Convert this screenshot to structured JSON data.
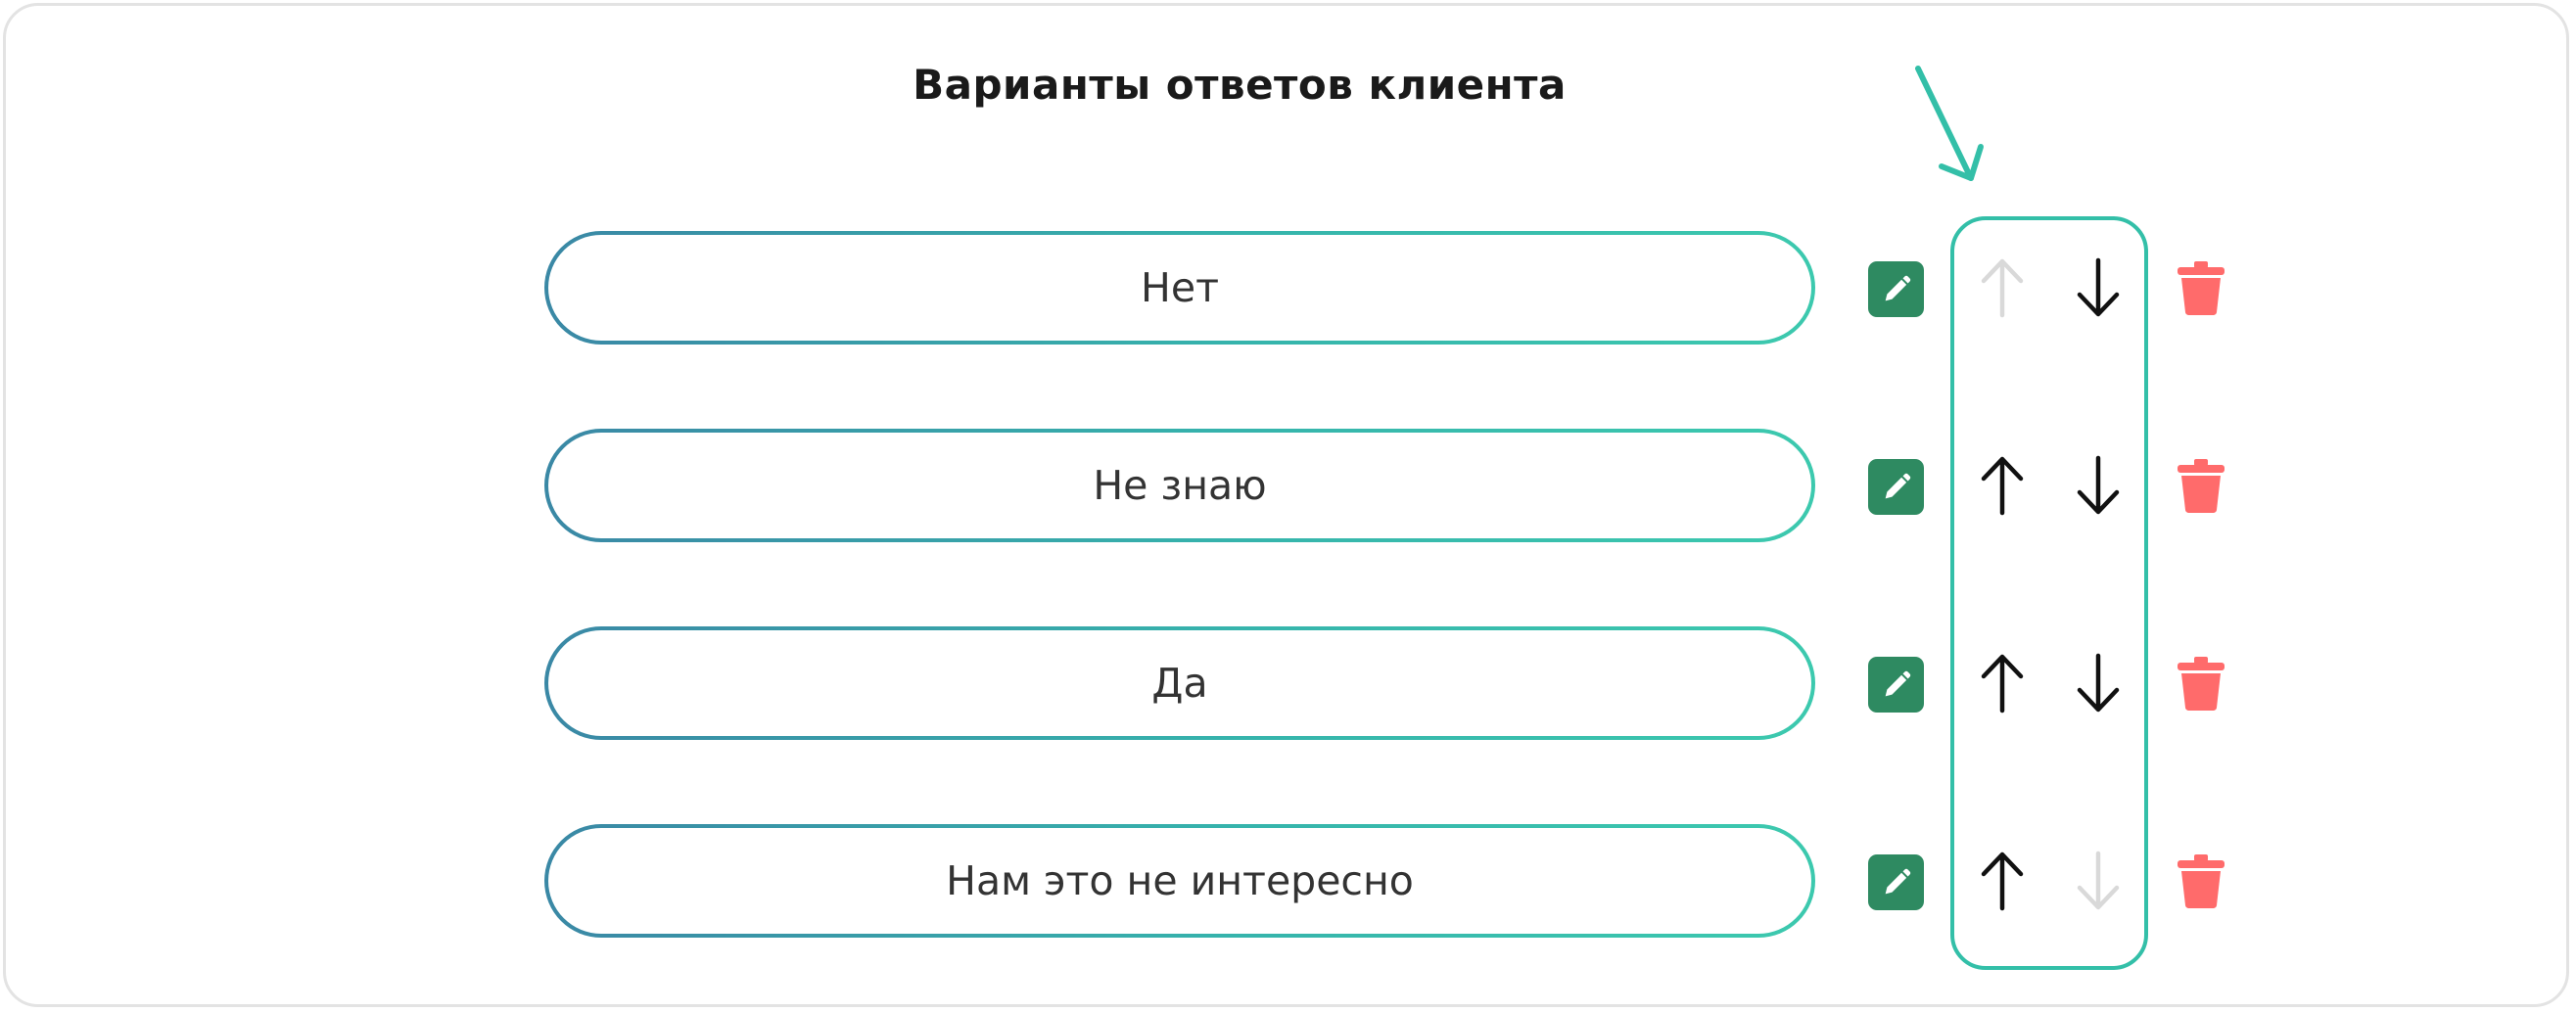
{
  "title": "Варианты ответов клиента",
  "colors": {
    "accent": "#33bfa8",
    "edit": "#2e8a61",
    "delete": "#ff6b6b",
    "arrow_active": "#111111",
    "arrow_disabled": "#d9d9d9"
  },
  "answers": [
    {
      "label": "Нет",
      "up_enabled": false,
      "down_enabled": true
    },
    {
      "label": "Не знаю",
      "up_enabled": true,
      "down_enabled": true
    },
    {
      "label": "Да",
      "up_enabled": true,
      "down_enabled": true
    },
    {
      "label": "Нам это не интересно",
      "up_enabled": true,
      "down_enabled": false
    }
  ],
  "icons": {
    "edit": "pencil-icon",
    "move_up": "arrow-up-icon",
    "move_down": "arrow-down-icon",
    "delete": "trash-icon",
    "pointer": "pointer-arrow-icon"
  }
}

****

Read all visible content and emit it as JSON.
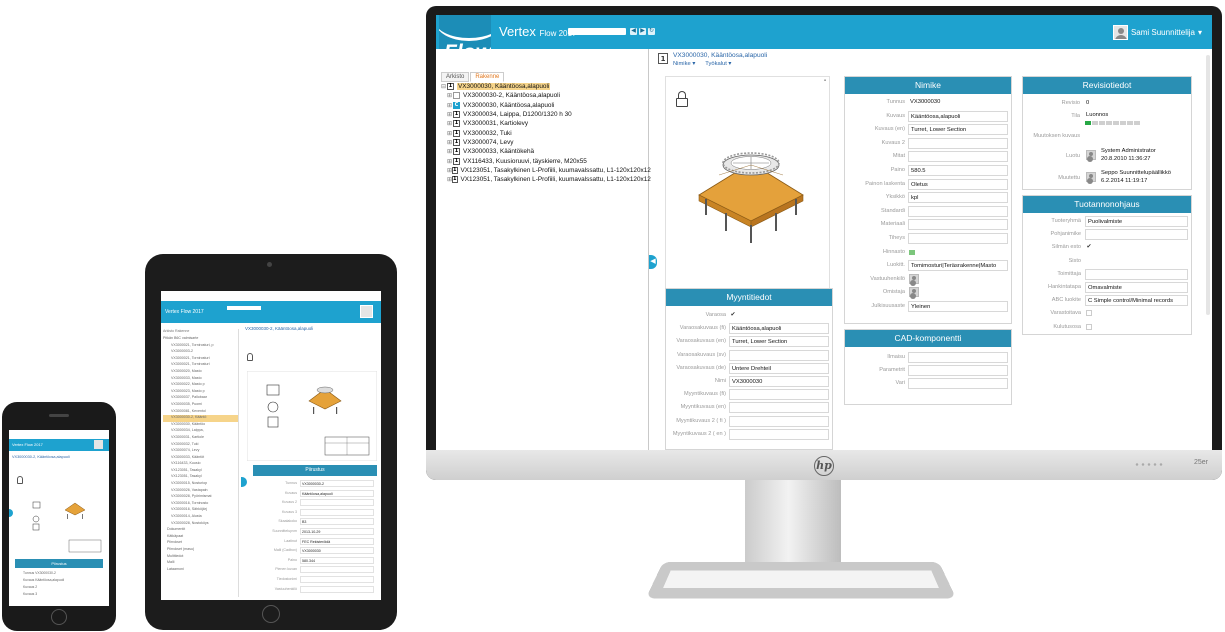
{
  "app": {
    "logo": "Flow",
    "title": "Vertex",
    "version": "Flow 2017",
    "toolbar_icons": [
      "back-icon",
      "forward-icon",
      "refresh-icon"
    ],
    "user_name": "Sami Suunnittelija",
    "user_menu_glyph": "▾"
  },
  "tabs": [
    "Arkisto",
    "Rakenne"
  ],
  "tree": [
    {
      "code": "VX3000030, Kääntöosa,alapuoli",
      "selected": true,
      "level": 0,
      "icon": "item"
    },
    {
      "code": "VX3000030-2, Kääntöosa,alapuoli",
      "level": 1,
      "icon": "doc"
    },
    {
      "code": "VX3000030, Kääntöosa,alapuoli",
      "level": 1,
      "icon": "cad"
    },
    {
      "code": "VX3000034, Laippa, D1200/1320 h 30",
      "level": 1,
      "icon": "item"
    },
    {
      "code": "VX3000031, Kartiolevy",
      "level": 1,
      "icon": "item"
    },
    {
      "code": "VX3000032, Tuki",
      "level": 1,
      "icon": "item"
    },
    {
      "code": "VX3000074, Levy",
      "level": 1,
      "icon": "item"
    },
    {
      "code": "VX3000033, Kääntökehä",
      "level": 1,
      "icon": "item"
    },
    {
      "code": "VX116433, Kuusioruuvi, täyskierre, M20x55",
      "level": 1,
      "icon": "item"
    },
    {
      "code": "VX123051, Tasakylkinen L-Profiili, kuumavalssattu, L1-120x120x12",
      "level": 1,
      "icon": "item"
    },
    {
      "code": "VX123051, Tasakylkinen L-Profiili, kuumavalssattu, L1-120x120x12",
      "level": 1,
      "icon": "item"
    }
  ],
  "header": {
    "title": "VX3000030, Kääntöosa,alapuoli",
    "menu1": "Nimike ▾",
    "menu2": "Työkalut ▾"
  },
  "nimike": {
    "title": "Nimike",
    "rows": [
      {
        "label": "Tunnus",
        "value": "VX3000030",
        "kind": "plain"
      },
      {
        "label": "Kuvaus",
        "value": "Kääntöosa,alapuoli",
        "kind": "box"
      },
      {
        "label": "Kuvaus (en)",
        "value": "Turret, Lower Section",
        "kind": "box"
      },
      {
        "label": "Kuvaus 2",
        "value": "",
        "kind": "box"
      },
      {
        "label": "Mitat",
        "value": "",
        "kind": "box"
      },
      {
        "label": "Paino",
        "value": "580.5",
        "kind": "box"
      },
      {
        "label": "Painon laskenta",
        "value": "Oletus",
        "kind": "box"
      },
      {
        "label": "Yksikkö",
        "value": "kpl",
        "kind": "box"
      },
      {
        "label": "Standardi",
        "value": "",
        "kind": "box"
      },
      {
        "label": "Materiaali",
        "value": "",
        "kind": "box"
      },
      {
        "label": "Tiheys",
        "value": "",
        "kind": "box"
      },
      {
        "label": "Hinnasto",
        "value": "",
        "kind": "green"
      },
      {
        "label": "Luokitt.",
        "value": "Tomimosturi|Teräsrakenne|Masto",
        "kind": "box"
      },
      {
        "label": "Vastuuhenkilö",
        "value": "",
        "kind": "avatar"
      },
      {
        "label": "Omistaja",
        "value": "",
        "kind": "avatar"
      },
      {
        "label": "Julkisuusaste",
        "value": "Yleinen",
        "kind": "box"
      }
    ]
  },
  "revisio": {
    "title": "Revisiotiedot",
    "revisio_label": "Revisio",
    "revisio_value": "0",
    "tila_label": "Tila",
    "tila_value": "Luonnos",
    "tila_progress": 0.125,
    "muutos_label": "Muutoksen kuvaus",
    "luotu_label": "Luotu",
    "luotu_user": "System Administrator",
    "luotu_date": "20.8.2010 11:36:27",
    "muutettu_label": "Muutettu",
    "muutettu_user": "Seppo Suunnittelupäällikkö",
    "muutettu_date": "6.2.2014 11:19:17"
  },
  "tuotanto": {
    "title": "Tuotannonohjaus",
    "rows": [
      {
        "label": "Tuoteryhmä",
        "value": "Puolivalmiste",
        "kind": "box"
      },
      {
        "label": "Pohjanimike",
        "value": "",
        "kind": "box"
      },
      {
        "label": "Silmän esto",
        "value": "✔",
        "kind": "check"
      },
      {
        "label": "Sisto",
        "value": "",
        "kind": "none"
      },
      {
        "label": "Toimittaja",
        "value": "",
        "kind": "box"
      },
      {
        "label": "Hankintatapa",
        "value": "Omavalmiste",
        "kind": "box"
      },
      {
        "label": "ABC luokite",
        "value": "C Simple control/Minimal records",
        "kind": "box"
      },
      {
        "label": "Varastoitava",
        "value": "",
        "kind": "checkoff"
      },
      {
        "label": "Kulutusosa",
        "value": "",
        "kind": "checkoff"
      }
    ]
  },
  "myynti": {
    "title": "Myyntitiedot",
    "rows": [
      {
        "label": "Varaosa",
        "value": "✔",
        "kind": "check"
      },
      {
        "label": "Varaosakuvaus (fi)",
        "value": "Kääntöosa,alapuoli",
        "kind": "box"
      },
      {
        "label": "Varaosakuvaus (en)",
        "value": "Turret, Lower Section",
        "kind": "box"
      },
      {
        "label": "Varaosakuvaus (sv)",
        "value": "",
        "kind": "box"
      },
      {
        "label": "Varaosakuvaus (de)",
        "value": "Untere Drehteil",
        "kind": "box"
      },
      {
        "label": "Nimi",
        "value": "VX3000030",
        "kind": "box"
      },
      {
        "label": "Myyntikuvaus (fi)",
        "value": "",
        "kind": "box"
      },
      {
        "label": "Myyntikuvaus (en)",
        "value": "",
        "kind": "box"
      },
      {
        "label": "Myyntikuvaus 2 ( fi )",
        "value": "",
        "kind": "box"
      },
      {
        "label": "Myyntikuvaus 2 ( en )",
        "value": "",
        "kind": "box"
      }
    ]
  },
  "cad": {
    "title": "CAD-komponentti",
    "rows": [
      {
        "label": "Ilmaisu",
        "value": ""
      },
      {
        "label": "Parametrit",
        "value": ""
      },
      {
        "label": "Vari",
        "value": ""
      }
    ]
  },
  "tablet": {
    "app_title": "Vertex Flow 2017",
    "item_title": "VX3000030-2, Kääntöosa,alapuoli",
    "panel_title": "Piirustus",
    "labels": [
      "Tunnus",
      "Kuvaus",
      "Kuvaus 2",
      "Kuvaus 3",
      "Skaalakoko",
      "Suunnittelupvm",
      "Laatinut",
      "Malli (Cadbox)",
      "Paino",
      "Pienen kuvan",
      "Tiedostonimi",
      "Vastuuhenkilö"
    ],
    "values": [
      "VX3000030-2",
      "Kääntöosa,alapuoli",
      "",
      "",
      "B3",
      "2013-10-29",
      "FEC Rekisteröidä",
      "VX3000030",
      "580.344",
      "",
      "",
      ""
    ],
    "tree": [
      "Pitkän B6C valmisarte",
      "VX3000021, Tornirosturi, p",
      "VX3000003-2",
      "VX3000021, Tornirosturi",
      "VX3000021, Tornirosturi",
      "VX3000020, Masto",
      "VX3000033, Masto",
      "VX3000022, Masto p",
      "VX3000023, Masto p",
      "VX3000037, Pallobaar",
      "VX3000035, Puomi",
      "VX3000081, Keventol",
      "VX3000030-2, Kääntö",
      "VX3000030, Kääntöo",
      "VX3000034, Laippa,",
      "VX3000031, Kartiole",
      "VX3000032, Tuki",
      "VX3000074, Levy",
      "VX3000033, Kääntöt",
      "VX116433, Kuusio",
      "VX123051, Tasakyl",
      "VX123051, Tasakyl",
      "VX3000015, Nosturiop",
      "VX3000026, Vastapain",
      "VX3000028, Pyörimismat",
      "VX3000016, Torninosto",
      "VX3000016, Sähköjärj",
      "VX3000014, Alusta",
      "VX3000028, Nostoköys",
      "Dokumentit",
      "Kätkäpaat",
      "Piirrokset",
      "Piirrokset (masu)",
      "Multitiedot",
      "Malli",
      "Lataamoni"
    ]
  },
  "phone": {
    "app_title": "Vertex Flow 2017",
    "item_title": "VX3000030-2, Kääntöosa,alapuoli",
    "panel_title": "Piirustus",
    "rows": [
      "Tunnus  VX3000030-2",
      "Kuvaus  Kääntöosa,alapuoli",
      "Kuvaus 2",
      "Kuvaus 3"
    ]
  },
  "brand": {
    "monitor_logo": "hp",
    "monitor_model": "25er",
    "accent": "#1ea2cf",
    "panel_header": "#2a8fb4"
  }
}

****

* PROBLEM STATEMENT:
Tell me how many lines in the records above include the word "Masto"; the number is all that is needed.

* EXPECTED OUTPUT:
5